Air conditioners are commonly used around the country during the warmer months. But if you are living with bronchiectasis, the colder air circulating from air conditioning could trigger worsening of symptoms such as cough or breathlessness.
Triggers differ between individuals. If you are experiencing difficulties in an air-conditioned environment, don’t panic; it is not unusual. Speak to your GP or health professional about your symptoms, and update your action plan so you have a clear, written course of action to manage your symptoms as they occur.
To help create a healthier indoor environment, where possible switch your air conditioner to recirculate. Living with a chronic lung condition such as bronchiectasis can leave you sensitive to changes in air quality plus, research suggests, sudden changes in temperature.
Respiratory physicians, Associate Professors Lucy Burr and Lucy Morgan, spoke on the subject of cold air and vitamin D during our recent webinar, noting how cold air can exacerbate coughing fits.
A/Prof Morgan explains that colder air from air conditioning can trigger irritations to either the upper airways (nose/throat) or lower airways.
“If these airways are already swollen or inflamed, that will often trigger a sense of chest tightness and cough,” she says.
A clear nose will usually warm the air you breathe in and act as a filter, reducing the intake of particles that can irritate your lower airways. But predominantly breathing through your mouth will allow more of these particles to reach the chest and lungs; and may lead to irritation. We encourage you to discuss any nasal symptoms you are experiencing with your doctor, who can talk through management options.
Summer means more air conditioning and more sun!
Research has shown that low vitamin D levels are common in people living with bronchiectasis. Speak to your GP about your vitamin D levels, which can be determined with a simple blood test. If recommended by your doctor, taking a vitamin D supplement is an easy way to help strengthen the body and fight infections.

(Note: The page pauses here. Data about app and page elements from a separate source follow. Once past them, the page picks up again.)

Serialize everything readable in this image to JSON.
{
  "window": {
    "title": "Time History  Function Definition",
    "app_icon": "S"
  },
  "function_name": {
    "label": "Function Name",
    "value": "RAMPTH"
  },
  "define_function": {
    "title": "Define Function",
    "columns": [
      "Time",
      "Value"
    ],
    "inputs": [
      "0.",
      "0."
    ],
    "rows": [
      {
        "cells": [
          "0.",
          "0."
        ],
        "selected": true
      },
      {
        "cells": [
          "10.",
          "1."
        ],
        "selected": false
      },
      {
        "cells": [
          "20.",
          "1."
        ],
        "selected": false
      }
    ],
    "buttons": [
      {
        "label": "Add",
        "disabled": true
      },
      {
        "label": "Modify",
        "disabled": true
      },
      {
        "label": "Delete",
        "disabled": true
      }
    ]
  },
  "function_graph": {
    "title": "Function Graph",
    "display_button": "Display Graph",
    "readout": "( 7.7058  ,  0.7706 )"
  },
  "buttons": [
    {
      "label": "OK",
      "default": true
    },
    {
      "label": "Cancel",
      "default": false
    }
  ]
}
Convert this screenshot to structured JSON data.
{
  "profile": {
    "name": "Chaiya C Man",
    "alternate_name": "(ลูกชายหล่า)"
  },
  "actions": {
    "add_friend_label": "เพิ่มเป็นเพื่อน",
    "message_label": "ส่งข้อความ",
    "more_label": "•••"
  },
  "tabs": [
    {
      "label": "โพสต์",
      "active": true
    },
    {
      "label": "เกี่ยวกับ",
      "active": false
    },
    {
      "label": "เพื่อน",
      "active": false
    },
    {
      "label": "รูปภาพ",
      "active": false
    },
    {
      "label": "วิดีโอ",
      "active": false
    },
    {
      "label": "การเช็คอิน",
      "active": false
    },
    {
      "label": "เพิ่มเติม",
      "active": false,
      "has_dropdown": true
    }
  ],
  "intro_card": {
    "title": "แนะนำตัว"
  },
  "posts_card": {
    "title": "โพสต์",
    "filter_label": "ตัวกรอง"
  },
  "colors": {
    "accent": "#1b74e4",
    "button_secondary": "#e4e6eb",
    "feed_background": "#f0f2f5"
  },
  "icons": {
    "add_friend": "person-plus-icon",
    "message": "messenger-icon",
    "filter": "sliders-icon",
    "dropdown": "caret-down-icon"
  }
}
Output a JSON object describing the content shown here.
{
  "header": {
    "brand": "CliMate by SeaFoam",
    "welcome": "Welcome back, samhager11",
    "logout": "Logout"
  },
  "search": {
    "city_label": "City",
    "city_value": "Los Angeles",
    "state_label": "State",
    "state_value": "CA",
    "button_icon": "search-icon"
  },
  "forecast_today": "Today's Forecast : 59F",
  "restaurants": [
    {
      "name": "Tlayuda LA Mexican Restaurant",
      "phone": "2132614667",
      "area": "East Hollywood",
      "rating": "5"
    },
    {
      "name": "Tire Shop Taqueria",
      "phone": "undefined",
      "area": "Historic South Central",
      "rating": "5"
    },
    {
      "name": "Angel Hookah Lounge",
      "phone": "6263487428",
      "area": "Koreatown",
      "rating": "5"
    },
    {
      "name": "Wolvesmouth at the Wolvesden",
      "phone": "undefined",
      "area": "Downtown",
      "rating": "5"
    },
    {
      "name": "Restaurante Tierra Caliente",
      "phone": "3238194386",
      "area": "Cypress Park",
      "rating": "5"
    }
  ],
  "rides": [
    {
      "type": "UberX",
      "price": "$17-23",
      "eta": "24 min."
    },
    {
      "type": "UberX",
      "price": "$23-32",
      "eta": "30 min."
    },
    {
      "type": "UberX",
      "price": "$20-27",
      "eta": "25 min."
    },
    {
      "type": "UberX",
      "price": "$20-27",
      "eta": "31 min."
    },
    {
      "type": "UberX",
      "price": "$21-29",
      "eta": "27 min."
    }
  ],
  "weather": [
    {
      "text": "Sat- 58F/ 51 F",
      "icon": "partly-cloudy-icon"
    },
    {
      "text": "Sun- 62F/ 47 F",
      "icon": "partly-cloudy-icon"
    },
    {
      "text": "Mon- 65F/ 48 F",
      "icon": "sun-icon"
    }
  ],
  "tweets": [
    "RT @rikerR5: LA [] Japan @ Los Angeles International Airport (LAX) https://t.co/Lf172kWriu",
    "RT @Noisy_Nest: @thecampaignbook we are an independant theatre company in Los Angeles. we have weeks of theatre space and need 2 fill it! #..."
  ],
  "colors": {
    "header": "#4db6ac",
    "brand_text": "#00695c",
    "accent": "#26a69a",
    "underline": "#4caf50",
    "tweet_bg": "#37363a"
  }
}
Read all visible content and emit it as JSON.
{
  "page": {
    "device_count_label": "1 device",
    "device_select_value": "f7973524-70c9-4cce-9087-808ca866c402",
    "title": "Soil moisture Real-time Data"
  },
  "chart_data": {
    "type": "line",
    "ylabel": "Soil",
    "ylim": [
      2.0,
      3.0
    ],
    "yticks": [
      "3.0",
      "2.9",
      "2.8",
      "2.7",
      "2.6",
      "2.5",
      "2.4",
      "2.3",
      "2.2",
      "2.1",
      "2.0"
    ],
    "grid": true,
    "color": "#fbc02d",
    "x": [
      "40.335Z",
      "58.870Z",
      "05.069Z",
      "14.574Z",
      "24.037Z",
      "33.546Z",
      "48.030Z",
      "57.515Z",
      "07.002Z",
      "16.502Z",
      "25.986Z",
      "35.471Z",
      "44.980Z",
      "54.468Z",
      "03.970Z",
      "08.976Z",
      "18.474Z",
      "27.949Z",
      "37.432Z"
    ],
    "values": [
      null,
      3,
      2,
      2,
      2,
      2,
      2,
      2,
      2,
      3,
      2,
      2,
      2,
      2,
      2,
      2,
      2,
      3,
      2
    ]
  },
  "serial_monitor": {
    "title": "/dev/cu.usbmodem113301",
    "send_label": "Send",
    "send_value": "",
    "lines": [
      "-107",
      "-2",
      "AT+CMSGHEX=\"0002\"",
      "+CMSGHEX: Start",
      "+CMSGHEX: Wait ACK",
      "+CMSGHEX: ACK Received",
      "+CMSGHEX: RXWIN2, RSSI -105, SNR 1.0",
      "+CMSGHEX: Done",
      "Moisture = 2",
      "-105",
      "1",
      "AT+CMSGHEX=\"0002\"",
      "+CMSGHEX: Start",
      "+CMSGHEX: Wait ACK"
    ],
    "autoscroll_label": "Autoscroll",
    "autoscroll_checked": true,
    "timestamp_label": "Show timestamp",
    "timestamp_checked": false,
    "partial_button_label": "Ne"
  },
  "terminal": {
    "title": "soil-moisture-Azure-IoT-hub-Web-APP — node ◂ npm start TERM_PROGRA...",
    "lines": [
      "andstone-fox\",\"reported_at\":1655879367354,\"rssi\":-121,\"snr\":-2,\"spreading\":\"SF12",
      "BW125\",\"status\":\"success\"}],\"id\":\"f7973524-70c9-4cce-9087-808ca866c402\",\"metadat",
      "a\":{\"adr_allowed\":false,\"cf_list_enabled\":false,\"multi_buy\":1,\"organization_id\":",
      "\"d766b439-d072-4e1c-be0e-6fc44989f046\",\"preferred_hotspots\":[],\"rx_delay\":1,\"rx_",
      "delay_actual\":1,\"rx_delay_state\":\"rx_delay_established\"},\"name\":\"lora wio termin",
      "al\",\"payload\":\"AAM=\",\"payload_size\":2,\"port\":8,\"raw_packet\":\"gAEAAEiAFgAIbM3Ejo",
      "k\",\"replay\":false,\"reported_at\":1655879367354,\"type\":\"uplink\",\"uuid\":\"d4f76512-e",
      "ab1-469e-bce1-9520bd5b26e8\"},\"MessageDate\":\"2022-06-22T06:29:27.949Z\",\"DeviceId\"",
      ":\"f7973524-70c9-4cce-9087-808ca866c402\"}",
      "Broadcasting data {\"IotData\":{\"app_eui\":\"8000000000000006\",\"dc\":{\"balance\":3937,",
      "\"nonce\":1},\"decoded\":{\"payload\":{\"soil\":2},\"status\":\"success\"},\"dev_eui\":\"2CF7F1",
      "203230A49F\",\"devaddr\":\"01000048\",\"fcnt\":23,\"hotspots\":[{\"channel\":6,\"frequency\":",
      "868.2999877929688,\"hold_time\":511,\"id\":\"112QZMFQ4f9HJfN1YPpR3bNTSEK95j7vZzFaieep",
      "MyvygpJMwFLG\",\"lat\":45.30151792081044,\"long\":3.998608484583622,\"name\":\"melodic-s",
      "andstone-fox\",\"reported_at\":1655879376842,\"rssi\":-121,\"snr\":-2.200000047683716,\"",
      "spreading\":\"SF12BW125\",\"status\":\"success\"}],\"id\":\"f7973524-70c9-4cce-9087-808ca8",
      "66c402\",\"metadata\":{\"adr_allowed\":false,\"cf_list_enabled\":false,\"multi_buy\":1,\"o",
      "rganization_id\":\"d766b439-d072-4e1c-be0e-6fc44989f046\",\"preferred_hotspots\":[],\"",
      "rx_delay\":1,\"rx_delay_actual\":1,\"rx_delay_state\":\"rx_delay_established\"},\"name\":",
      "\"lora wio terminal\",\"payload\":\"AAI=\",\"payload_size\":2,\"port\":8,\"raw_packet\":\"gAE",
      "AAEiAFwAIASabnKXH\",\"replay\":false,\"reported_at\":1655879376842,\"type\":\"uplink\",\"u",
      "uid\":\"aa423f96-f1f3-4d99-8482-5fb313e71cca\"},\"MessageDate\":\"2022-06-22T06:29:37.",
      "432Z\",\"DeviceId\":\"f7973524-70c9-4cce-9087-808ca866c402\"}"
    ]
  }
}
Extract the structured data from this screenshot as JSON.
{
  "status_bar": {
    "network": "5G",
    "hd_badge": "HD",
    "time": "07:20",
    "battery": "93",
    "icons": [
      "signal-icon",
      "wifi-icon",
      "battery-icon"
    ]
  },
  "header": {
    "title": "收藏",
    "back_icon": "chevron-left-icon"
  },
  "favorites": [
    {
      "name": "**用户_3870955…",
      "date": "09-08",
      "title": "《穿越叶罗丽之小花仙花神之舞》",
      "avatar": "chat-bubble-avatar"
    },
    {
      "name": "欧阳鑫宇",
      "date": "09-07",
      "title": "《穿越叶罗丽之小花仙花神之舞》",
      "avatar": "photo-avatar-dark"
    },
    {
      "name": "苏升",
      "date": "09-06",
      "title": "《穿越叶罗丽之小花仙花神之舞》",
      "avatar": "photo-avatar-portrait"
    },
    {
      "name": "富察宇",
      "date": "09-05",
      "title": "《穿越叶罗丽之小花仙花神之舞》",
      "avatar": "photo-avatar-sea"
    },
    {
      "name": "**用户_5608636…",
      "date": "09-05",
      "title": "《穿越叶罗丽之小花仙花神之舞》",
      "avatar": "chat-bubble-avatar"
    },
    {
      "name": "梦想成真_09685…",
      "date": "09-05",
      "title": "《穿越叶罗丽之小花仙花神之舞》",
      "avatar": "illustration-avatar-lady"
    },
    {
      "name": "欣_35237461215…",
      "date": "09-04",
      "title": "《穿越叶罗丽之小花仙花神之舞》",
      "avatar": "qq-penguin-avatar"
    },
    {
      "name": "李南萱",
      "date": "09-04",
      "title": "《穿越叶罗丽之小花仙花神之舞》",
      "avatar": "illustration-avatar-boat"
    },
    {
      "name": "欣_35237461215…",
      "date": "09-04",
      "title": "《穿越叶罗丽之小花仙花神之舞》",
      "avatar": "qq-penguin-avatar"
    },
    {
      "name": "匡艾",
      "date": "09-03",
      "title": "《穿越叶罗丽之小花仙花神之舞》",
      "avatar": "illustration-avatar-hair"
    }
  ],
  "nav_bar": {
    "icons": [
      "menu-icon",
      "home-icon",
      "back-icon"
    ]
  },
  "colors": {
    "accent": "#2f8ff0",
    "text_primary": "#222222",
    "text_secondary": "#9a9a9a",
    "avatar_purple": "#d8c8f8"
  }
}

As for “nature’s vitamin D”, while it’s important to take care when exposing yourself to the sun, spending a short amount of time outdoors (as little as 10 minutes) can help. You can read recommendations on sun exposure via the Cancer Council here.